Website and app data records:
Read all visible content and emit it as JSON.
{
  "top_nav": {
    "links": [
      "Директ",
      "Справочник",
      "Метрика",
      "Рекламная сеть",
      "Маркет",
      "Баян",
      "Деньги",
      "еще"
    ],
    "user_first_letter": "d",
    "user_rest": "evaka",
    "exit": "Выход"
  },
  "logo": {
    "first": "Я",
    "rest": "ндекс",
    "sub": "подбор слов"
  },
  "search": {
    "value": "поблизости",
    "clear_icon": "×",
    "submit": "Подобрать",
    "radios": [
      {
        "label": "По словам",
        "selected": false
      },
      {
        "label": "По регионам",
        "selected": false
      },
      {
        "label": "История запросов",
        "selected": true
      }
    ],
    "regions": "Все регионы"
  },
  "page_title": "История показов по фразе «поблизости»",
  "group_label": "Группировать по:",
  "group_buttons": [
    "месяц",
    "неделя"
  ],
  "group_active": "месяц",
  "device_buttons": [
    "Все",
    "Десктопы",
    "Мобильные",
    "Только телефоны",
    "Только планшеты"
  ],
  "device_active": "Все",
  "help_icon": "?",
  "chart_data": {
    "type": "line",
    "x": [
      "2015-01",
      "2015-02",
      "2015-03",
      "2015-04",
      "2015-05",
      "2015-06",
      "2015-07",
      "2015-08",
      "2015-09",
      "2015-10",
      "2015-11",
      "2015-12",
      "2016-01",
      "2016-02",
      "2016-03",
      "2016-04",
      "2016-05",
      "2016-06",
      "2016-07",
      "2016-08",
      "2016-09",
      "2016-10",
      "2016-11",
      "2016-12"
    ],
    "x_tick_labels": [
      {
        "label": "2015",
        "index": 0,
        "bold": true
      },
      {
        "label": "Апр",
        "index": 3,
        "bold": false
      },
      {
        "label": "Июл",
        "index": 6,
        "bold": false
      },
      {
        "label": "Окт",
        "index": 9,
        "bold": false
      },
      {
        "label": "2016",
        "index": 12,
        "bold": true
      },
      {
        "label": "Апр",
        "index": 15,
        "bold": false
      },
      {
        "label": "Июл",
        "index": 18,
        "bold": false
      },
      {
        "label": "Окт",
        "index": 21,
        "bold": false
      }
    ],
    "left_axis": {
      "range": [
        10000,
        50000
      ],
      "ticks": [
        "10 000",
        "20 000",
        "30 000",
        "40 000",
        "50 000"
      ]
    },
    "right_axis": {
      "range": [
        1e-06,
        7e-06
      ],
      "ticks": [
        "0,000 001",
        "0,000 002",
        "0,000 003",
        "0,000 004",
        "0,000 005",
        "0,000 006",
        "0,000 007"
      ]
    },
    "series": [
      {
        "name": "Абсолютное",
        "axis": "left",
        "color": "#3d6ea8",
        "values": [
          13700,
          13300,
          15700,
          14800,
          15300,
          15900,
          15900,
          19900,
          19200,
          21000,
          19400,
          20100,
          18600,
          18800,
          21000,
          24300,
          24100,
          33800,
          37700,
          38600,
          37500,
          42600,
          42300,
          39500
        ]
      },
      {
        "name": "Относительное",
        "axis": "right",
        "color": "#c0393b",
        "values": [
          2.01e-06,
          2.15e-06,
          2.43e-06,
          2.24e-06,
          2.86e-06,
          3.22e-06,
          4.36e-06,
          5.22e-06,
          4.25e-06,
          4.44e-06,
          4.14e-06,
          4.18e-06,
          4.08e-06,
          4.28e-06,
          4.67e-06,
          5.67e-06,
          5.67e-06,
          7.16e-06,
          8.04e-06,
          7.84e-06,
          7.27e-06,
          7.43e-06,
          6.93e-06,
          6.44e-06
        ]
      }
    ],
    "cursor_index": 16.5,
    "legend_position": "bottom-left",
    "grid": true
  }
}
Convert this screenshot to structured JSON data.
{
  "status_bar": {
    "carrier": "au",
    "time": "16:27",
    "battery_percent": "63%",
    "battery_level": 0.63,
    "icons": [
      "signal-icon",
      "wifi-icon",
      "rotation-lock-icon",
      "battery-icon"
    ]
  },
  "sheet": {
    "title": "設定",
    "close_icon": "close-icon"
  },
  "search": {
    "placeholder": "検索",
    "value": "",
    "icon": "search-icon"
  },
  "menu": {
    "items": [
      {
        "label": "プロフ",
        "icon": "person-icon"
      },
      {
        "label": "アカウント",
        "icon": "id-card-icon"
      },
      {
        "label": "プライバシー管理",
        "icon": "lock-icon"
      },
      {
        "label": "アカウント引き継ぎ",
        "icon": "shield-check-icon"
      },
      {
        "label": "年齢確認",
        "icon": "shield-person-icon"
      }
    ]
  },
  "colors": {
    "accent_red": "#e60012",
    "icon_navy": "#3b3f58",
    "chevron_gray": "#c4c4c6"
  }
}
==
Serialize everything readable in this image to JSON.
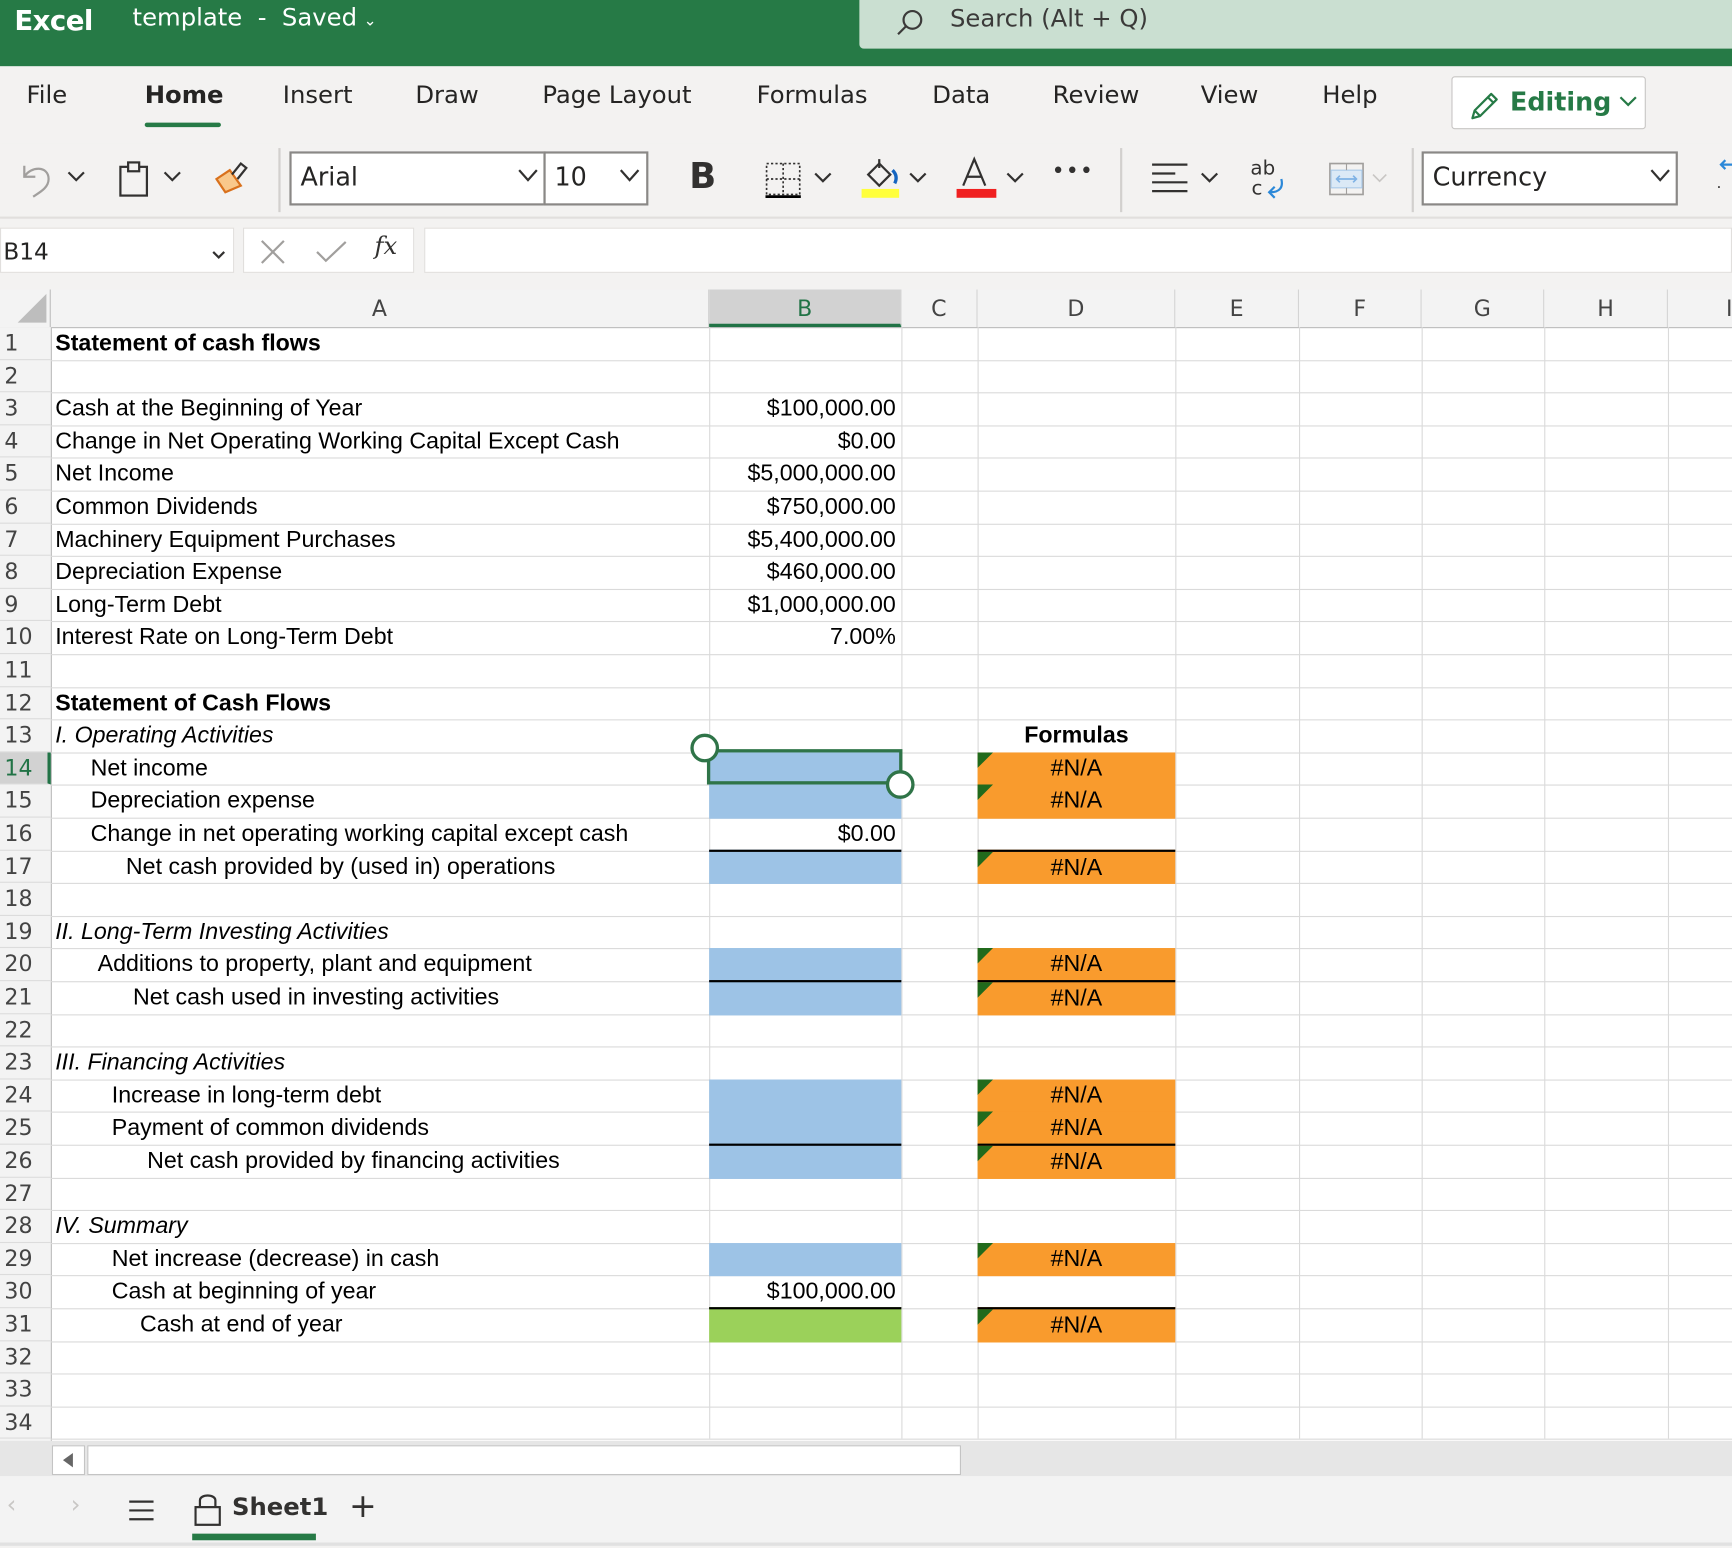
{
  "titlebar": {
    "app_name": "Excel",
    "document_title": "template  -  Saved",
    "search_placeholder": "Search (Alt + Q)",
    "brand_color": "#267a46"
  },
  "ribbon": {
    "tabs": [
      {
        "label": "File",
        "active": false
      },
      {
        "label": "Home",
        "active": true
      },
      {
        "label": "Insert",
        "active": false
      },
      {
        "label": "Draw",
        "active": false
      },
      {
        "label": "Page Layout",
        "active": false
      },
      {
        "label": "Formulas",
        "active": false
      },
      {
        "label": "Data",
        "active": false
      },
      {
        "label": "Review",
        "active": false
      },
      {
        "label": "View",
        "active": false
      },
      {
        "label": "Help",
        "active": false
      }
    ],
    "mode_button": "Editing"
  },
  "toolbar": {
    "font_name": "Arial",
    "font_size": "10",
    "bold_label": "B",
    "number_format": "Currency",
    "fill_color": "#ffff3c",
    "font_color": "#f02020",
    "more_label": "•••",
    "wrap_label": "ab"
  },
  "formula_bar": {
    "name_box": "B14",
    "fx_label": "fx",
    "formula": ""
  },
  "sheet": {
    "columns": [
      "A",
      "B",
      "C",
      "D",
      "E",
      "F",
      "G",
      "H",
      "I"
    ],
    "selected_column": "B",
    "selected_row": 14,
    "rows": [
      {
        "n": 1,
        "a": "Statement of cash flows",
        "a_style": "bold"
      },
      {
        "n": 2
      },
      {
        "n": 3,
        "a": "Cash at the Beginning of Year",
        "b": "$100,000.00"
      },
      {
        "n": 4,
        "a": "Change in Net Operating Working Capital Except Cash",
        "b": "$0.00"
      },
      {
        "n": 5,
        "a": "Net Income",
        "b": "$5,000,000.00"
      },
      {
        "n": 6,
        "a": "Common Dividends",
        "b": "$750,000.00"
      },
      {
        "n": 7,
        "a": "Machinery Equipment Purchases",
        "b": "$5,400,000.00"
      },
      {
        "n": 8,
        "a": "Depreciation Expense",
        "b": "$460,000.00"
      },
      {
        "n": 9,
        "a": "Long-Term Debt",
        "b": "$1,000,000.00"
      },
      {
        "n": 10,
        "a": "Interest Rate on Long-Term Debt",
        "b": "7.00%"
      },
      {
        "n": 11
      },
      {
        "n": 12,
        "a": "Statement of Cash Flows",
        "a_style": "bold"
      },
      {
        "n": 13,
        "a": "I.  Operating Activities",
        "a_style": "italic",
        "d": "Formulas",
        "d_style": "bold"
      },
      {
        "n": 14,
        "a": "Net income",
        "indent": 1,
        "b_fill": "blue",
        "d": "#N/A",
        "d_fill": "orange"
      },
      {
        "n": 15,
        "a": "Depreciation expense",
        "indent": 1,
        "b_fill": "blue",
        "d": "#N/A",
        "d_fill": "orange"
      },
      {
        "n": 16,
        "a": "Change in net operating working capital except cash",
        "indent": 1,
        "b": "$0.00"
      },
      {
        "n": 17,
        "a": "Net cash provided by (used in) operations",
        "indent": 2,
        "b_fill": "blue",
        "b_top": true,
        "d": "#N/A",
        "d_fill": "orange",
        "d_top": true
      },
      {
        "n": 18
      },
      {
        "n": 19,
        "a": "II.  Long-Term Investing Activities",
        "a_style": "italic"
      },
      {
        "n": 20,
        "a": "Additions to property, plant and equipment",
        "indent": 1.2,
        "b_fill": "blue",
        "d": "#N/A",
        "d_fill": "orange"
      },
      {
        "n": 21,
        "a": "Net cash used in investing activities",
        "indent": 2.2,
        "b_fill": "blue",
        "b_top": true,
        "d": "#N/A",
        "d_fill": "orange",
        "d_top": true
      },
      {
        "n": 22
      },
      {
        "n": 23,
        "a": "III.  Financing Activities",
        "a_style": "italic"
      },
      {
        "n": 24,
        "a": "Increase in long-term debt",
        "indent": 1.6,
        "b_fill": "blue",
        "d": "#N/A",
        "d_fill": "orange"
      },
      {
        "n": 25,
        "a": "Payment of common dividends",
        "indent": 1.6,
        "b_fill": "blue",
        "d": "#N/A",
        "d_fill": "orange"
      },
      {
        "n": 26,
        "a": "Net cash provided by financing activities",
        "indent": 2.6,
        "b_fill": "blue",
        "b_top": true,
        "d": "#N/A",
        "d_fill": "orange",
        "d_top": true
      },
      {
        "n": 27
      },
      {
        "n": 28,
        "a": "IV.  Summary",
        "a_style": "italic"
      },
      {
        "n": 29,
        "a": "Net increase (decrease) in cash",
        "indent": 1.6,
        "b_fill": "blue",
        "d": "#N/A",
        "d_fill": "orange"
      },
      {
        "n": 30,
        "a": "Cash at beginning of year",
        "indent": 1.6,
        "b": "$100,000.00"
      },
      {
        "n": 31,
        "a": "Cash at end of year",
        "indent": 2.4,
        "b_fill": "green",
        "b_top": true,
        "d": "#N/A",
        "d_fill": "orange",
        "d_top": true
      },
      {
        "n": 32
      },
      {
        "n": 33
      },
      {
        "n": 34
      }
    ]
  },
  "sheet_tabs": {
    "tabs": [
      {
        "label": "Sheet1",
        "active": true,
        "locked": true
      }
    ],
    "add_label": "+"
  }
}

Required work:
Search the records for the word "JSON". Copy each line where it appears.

Task answer:
Read all visible content and emit it as JSON.
Convert this screenshot to structured JSON data.
Serialize everything readable in this image to JSON.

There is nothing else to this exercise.